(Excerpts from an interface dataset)
===

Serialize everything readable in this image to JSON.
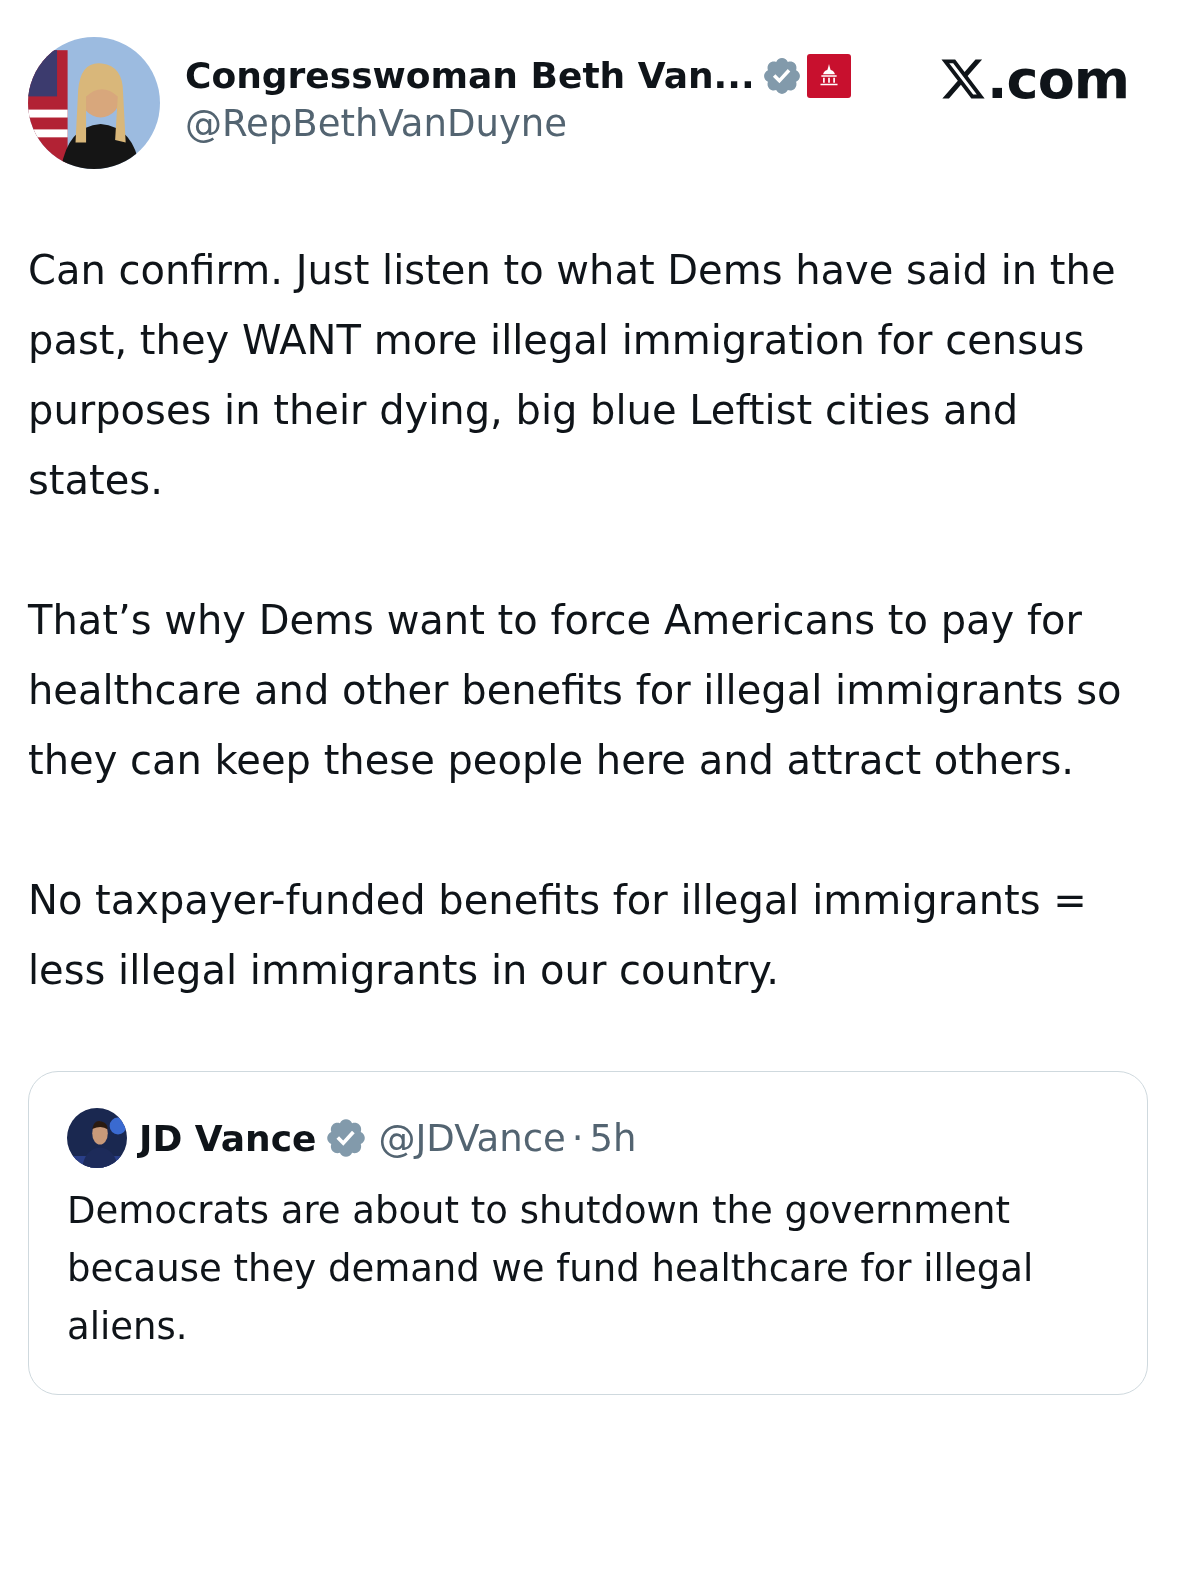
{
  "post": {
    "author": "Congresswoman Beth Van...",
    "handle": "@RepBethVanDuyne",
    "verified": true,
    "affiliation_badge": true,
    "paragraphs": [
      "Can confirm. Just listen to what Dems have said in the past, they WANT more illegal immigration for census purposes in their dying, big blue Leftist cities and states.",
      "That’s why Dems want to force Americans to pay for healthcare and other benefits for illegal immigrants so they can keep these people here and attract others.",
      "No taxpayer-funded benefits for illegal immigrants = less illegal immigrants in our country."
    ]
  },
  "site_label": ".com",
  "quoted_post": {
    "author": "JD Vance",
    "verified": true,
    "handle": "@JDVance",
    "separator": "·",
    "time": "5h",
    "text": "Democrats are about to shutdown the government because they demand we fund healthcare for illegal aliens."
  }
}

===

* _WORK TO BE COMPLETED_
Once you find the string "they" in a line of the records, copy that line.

* _RESULT OF THIS TASK_
      "Can confirm. Just listen to what Dems have said in the past, they WANT more illegal immigration for census purposes in their dying, big blue Leftist cities and states.",
      "That’s why Dems want to force Americans to pay for healthcare and other benefits for illegal immigrants so they can keep these people here and attract others.",
    "text": "Democrats are about to shutdown the government because they demand we fund healthcare for illegal aliens."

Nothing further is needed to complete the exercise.